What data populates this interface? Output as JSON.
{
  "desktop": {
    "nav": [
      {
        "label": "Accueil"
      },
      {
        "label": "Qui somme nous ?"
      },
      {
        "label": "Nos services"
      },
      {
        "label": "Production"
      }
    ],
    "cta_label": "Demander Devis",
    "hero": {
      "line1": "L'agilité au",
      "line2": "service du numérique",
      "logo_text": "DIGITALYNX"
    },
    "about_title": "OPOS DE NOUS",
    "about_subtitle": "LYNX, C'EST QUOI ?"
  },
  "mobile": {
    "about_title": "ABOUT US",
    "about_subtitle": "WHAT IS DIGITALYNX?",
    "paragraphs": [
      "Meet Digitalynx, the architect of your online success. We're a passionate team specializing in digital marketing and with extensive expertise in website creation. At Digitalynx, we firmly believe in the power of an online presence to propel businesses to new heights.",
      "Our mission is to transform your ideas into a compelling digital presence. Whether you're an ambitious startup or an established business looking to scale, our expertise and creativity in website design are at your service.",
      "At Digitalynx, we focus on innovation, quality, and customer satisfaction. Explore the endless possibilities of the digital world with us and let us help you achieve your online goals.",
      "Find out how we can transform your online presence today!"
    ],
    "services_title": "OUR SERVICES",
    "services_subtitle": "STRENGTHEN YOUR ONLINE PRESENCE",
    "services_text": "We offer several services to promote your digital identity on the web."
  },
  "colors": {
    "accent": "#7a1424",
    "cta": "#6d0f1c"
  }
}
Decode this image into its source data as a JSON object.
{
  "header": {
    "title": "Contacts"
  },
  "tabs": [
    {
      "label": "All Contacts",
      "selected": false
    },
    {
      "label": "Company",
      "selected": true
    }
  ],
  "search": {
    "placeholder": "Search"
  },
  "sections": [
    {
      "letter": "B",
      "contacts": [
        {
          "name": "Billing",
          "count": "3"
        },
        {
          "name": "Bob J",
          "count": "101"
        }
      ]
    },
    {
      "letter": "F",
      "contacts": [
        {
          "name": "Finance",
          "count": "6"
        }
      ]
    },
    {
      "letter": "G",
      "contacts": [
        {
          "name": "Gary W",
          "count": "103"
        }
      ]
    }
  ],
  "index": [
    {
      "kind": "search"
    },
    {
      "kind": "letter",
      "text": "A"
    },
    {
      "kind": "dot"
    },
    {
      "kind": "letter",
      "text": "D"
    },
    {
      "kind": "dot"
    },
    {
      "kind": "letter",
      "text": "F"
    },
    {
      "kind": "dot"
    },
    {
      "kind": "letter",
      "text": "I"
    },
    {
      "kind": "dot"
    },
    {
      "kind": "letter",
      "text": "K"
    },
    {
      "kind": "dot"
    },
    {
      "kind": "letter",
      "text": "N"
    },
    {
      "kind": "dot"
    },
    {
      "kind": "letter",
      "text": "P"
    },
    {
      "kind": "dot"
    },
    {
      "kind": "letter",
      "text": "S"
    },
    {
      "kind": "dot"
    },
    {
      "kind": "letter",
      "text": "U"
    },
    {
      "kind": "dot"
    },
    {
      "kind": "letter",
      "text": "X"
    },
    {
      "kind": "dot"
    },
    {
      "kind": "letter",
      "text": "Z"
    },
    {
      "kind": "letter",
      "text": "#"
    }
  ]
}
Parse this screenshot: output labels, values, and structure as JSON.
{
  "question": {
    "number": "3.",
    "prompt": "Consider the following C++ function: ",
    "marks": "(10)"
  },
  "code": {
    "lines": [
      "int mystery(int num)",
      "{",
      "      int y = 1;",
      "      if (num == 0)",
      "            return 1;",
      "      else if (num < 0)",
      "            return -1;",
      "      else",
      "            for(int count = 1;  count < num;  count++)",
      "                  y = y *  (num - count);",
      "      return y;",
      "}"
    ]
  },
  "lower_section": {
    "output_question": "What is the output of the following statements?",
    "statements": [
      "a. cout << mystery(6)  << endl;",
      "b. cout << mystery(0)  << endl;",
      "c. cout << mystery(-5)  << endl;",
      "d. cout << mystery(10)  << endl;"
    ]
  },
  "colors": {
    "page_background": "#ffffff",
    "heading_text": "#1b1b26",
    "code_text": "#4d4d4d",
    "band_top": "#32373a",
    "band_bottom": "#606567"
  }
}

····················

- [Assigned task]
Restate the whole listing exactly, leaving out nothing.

- [Exercise answer]
What data populates this interface? Output as JSON.
{
  "desktop": {
    "nav": [
      {
        "label": "Accueil"
      },
      {
        "label": "Qui somme nous ?"
      },
      {
        "label": "Nos services"
      },
      {
        "label": "Production"
      }
    ],
    "cta_label": "Demander Devis",
    "hero": {
      "line1": "L'agilité au",
      "line2": "service du numérique",
      "logo_text": "DIGITALYNX"
    },
    "about_title": "OPOS DE NOUS",
    "about_subtitle": "LYNX, C'EST QUOI ?"
  },
  "mobile": {
    "about_title": "ABOUT US",
    "about_subtitle": "WHAT IS DIGITALYNX?",
    "paragraphs": [
      "Meet Digitalynx, the architect of your online success. We're a passionate team specializing in digital marketing and with extensive expertise in website creation. At Digitalynx, we firmly believe in the power of an online presence to propel businesses to new heights.",
      "Our mission is to transform your ideas into a compelling digital presence. Whether you're an ambitious startup or an established business looking to scale, our expertise and creativity in website design are at your service.",
      "At Digitalynx, we focus on innovation, quality, and customer satisfaction. Explore the endless possibilities of the digital world with us and let us help you achieve your online goals.",
      "Find out how we can transform your online presence today!"
    ],
    "services_title": "OUR SERVICES",
    "services_subtitle": "STRENGTHEN YOUR ONLINE PRESENCE",
    "services_text": "We offer several services to promote your digital identity on the web."
  },
  "colors": {
    "accent": "#7a1424",
    "cta": "#6d0f1c"
  }
}
Decode this image into its source data as a JSON object.
{
  "header": {
    "title": "Contacts"
  },
  "tabs": [
    {
      "label": "All Contacts",
      "selected": false
    },
    {
      "label": "Company",
      "selected": true
    }
  ],
  "search": {
    "placeholder": "Search"
  },
  "sections": [
    {
      "letter": "B",
      "contacts": [
        {
          "name": "Billing",
          "count": "3"
        },
        {
          "name": "Bob J",
          "count": "101"
        }
      ]
    },
    {
      "letter": "F",
      "contacts": [
        {
          "name": "Finance",
          "count": "6"
        }
      ]
    },
    {
      "letter": "G",
      "contacts": [
        {
          "name": "Gary W",
          "count": "103"
        }
      ]
    }
  ],
  "index": [
    {
      "kind": "search"
    },
    {
      "kind": "letter",
      "text": "A"
    },
    {
      "kind": "dot"
    },
    {
      "kind": "letter",
      "text": "D"
    },
    {
      "kind": "dot"
    },
    {
      "kind": "letter",
      "text": "F"
    },
    {
      "kind": "dot"
    },
    {
      "kind": "letter",
      "text": "I"
    },
    {
      "kind": "dot"
    },
    {
      "kind": "letter",
      "text": "K"
    },
    {
      "kind": "dot"
    },
    {
      "kind": "letter",
      "text": "N"
    },
    {
      "kind": "dot"
    },
    {
      "kind": "letter",
      "text": "P"
    },
    {
      "kind": "dot"
    },
    {
      "kind": "letter",
      "text": "S"
    },
    {
      "kind": "dot"
    },
    {
      "kind": "letter",
      "text": "U"
    },
    {
      "kind": "dot"
    },
    {
      "kind": "letter",
      "text": "X"
    },
    {
      "kind": "dot"
    },
    {
      "kind": "letter",
      "text": "Z"
    },
    {
      "kind": "letter",
      "text": "#"
    }
  ]
}
Parse this screenshot: output labels, values, and structure as JSON.
{
  "question": {
    "number": "3.",
    "prompt": "Consider the following C++ function: ",
    "marks": "(10)"
  },
  "code": {
    "lines": [
      "int mystery(int num)",
      "{",
      "      int y = 1;",
      "      if (num == 0)",
      "            return 1;",
      "      else if (num < 0)",
      "            return -1;",
      "      else",
      "            for(int count = 1;  count < num;  count++)",
      "                  y = y *  (num - count);",
      "      return y;",
      "}"
    ]
  },
  "lower_section": {
    "output_question": "What is the output of the following statements?",
    "statements": [
      "a. cout << mystery(6)  << endl;",
      "b. cout << mystery(0)  << endl;",
      "c. cout << mystery(-5)  << endl;",
      "d. cout << mystery(10)  << endl;"
    ]
  },
  "colors": {
    "page_background": "#ffffff",
    "heading_text": "#1b1b26",
    "code_text": "#4d4d4d",
    "band_top": "#32373a",
    "band_bottom": "#606567"
  }
}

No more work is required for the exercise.